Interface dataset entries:
###

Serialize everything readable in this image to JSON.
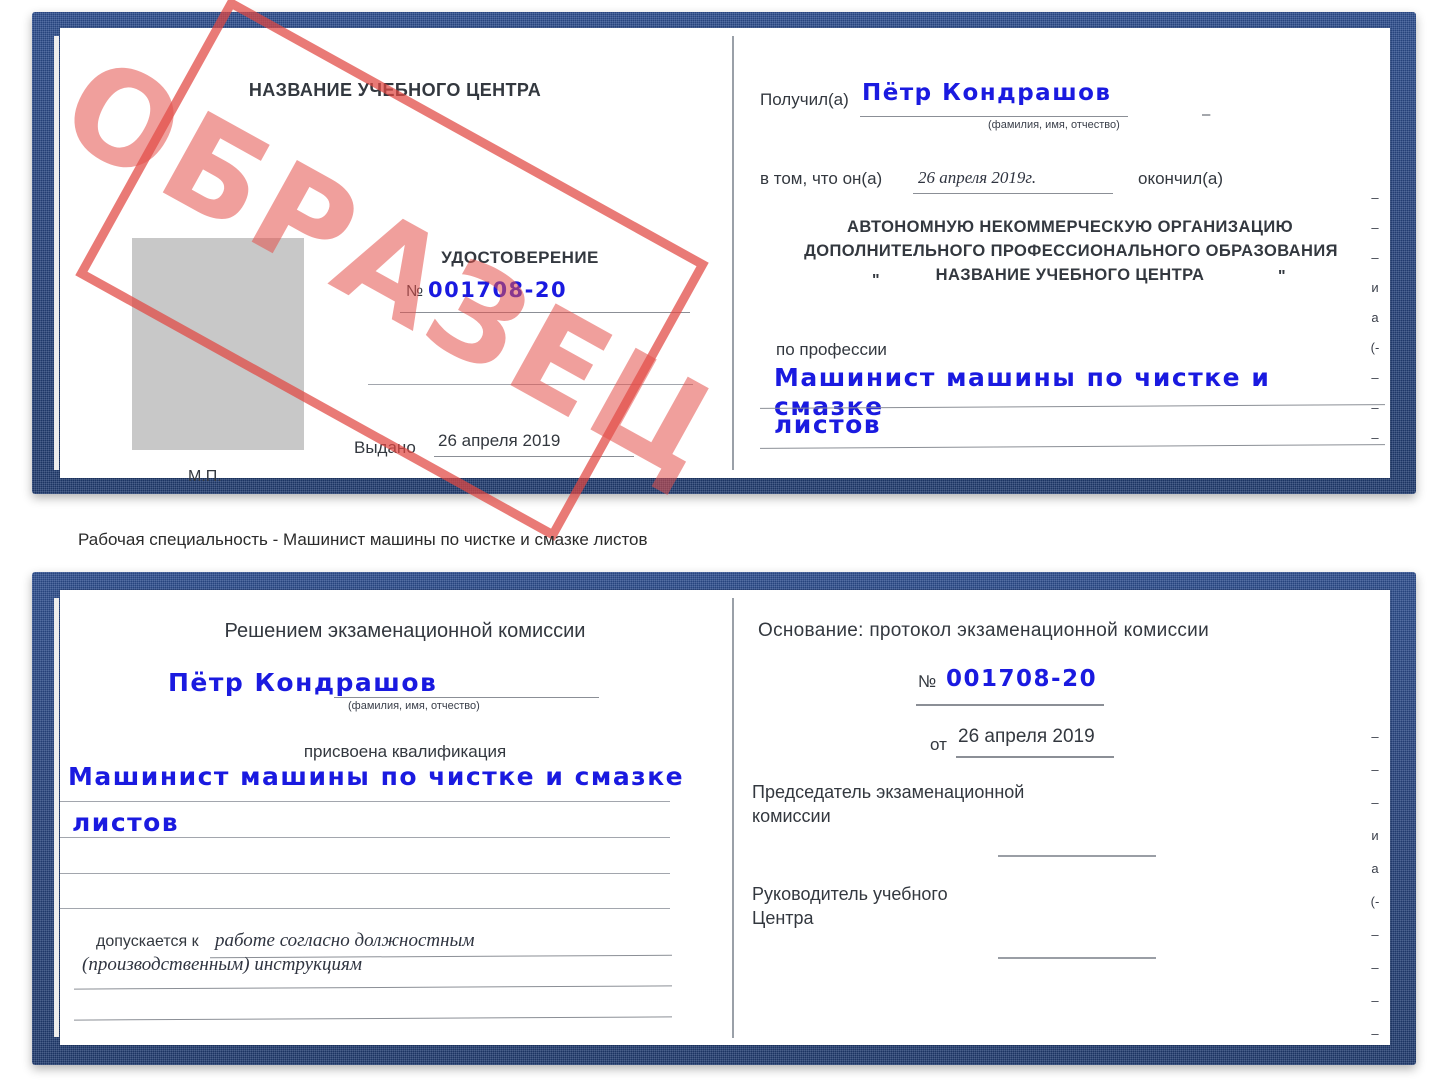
{
  "caption": "Рабочая специальность - Машинист машины по чистке и смазке листов",
  "watermark": {
    "text": "ОБРАЗЕЦ",
    "color": "#e4504b"
  },
  "colors": {
    "cover": "#27447f",
    "ink": "#1a1ae0",
    "paper": "#ffffff",
    "photo": "#c8c8c8",
    "rule": "#8b8f96"
  },
  "cert_top": {
    "left_page": {
      "org_title": "НАЗВАНИЕ УЧЕБНОГО ЦЕНТРА",
      "doc_type": "УДОСТОВЕРЕНИЕ",
      "number_label": "№",
      "number_value": "001708-20",
      "issued_label": "Выдано",
      "issued_value": "26 апреля 2019",
      "stamp_label": "М.П.",
      "photo_placeholder": "photo-box"
    },
    "right_page": {
      "received_label": "Получил(а)",
      "received_value": "Пётр Кондрашов",
      "fio_hint": "(фамилия, имя, отчество)",
      "in_that_label": "в том, что он(а)",
      "in_that_value": "26 апреля 2019г.",
      "finished_label": "окончил(а)",
      "org_line1": "АВТОНОМНУЮ НЕКОММЕРЧЕСКУЮ ОРГАНИЗАЦИЮ",
      "org_line2": "ДОПОЛНИТЕЛЬНОГО ПРОФЕССИОНАЛЬНОГО ОБРАЗОВАНИЯ",
      "org_quote_open": "\"",
      "org_line3": "НАЗВАНИЕ УЧЕБНОГО ЦЕНТРА",
      "org_quote_close": "\"",
      "profession_label": "по профессии",
      "profession_value_line1": "Машинист машины по чистке и смазке",
      "profession_value_line2": "листов",
      "edge_fragments": [
        "–",
        "–",
        "–",
        "и",
        "а",
        "(-",
        "–",
        "–",
        "–"
      ]
    }
  },
  "cert_bottom": {
    "left_page": {
      "decision_title": "Решением экзаменационной комиссии",
      "name_value": "Пётр Кондрашов",
      "fio_hint": "(фамилия, имя, отчество)",
      "qualification_label": "присвоена квалификация",
      "qualification_line1": "Машинист машины по чистке и смазке",
      "qualification_line2": "листов",
      "admitted_label": "допускается к",
      "admitted_value_line1": "работе согласно должностным",
      "admitted_value_line2": "(производственным) инструкциям"
    },
    "right_page": {
      "basis_label": "Основание: протокол экзаменационной комиссии",
      "number_label": "№",
      "number_value": "001708-20",
      "date_label": "от",
      "date_value": "26 апреля 2019",
      "chairman_line1": "Председатель экзаменационной",
      "chairman_line2": "комиссии",
      "head_line1": "Руководитель учебного",
      "head_line2": "Центра",
      "edge_fragments": [
        "–",
        "–",
        "–",
        "и",
        "а",
        "(-",
        "–",
        "–",
        "–",
        "–"
      ]
    }
  }
}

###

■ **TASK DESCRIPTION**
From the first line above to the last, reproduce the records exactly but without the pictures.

■ **ANSWER FOR THE TASK**
Serialize everything readable in this image to JSON.
{
  "caption": "Рабочая специальность - Машинист машины по чистке и смазке листов",
  "watermark": {
    "text": "ОБРАЗЕЦ",
    "color": "#e4504b"
  },
  "colors": {
    "cover": "#27447f",
    "ink": "#1a1ae0",
    "paper": "#ffffff",
    "photo": "#c8c8c8",
    "rule": "#8b8f96"
  },
  "cert_top": {
    "left_page": {
      "org_title": "НАЗВАНИЕ УЧЕБНОГО ЦЕНТРА",
      "doc_type": "УДОСТОВЕРЕНИЕ",
      "number_label": "№",
      "number_value": "001708-20",
      "issued_label": "Выдано",
      "issued_value": "26 апреля 2019",
      "stamp_label": "М.П.",
      "photo_placeholder": "photo-box"
    },
    "right_page": {
      "received_label": "Получил(а)",
      "received_value": "Пётр Кондрашов",
      "fio_hint": "(фамилия, имя, отчество)",
      "in_that_label": "в том, что он(а)",
      "in_that_value": "26 апреля 2019г.",
      "finished_label": "окончил(а)",
      "org_line1": "АВТОНОМНУЮ НЕКОММЕРЧЕСКУЮ ОРГАНИЗАЦИЮ",
      "org_line2": "ДОПОЛНИТЕЛЬНОГО ПРОФЕССИОНАЛЬНОГО ОБРАЗОВАНИЯ",
      "org_quote_open": "\"",
      "org_line3": "НАЗВАНИЕ УЧЕБНОГО ЦЕНТРА",
      "org_quote_close": "\"",
      "profession_label": "по профессии",
      "profession_value_line1": "Машинист машины по чистке и смазке",
      "profession_value_line2": "листов",
      "edge_fragments": [
        "–",
        "–",
        "–",
        "и",
        "а",
        "(-",
        "–",
        "–",
        "–"
      ]
    }
  },
  "cert_bottom": {
    "left_page": {
      "decision_title": "Решением экзаменационной комиссии",
      "name_value": "Пётр Кондрашов",
      "fio_hint": "(фамилия, имя, отчество)",
      "qualification_label": "присвоена квалификация",
      "qualification_line1": "Машинист машины по чистке и смазке",
      "qualification_line2": "листов",
      "admitted_label": "допускается к",
      "admitted_value_line1": "работе согласно должностным",
      "admitted_value_line2": "(производственным) инструкциям"
    },
    "right_page": {
      "basis_label": "Основание: протокол экзаменационной комиссии",
      "number_label": "№",
      "number_value": "001708-20",
      "date_label": "от",
      "date_value": "26 апреля 2019",
      "chairman_line1": "Председатель экзаменационной",
      "chairman_line2": "комиссии",
      "head_line1": "Руководитель учебного",
      "head_line2": "Центра",
      "edge_fragments": [
        "–",
        "–",
        "–",
        "и",
        "а",
        "(-",
        "–",
        "–",
        "–",
        "–"
      ]
    }
  }
}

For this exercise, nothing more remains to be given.